Could you elaborate a bit more on the title of the album and its exact meaning?
I think it's best to let people interpret it in their own way. It can
mean so many different things. It has a dark, yet triumphant tone to it.
In fact, speaking of titles, how do these show up and when, in
the whole process? Without lyrics and a singer giving it all out easily
for the listener, it’s interesting to know if you ever actually write
music inspired on a title or an image, or if they all come later when
all the music is done.
KH: I come up with all the titles. They always appear after the
music is written. Usually they are based on an image or feeling I get
from the music. I take titling songs seriously. It's part of the big
picture. I like the titles to have meaning. While working on the
material, they usually have goofy working titles like "Old new song",
"Band Intro", and "Colin 1".
The Profound Lore press blurb is, as always, awesome, and there’s
this great bit there – “Dysrhythmia also write actual and proper songs
with proper songwriting structure instead of merely showcasing that they
can play the living fuck out of their instruments.” This is EXACTLY the
problem with the large majority of bands operating more or less within
your style these days, and the main difference why you rule and they
don’t. Is this a particular care you have during the songwriting? Does
it happen that you throw stuff away when it’s just too “masturbatory”
and not enough of a proper song?
KH: I'm glad you hear it that way, because that is our focus when
writing songs; coherency, without being predicable. First and foremost,
technical skill is only a tool. We've never written music simply to show
off our technique or whatever. That's lame.
Funnily enough, this sort of technical, instrumental kind of
thing has become quite popular in the past couple of years. Are you
reaping any benefits from this, have you noticed an extra deal of
attention for the band? And, do you feel like pioneers, in a way, since
you’ve been doing this since when people probably had no idea how to
figure out what they were listening to when they put on a Dysrhythmia
KH: It's too soon to say if we're reaping any benefits from it yet.
We'll see how the new album does, and how touring goes. Personally, I
would love it if we were invited to play some of these larger festivals
that are always happening. Even locally, it's rare that we are ever
asked to open for any larger acts. In some ways I see this as a
compliment, because it appears they're just aren't many bands people
think we make sense playing with. We are sort of off in our own world.
"Pioneers" is a strong word. I can't say we feel like that, we all come
Have you particularly enjoyed any recent band, say, bands that have appeared in the last four or five years?
Certainly. There are some pretty obscure artists that I really think

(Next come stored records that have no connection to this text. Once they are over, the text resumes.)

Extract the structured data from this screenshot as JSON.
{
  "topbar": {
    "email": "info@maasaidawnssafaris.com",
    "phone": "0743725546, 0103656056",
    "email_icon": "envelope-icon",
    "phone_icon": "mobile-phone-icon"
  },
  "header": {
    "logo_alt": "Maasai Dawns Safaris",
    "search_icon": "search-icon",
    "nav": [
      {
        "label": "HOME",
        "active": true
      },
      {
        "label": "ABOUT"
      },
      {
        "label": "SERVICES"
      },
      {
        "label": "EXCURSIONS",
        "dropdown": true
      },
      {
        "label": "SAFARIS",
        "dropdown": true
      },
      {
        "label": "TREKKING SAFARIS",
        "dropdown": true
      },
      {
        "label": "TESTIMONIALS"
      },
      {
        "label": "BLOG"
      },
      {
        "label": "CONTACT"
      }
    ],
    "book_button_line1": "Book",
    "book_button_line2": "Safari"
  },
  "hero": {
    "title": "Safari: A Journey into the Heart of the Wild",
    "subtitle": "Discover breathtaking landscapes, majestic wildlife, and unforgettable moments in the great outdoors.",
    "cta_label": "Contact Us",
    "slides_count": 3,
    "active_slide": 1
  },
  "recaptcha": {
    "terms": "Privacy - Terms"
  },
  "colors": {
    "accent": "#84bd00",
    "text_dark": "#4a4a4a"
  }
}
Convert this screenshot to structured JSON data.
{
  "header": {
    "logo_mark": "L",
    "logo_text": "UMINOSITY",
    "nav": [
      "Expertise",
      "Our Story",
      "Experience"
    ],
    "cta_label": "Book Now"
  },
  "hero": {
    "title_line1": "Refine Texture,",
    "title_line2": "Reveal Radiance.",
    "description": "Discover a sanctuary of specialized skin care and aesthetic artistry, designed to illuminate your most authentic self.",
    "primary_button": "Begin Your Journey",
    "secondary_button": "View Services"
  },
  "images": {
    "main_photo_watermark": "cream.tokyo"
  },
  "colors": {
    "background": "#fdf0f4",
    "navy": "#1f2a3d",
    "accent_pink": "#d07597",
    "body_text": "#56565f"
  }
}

are doing some awesome things. A few of those being; Feast of the
Epiphany, which in the main project of Nick Podgurski, drummer of the
band Extra Life (another great act). Here he's mainly doing electronics
and singing, invoking some sort of dark drone prog doom, unlike anything
I've heard before. Their yet-to-be-released new album will fully
showcase this. Fielded, the solo venture of Ga'an keyboardist/vocalist
Lindsay Powell, is another really great project that I think should get
more attention. Though not new bands, the more recent albums by bands
like Deathspell Omega, and Blut Aus Nord are the most exciting things
I've heard in the realms of metal in years.
What are the future plans for the band, are there live shows
planned? Your live show is amazing, by the way – do you have any special
preparations or little personal rituals before you go up on stage?
We are scheduling a headlining US tour from October 17th to Nov 17th.
This tour will miss certain areas like the Northeast, and Florida, which
we hope to make up for early next year. As for pre-show rituals;
nothing out of the ordinary... stretch, warm
up, have a beer, pace around anxiously. The next plan, recording-wise,
is to do a split EP with the instrumental band Loincloth, in which we
will switch drummers! They will write a few songs for Jeff, and myself
and Colin will write 2 songs for Steve Shelton, their drummer, who also
happens to be one of my all-time favorite players in the world. So, that
will be quite a trip.
José Carlos Santos / Rock-a-Rolla Magazine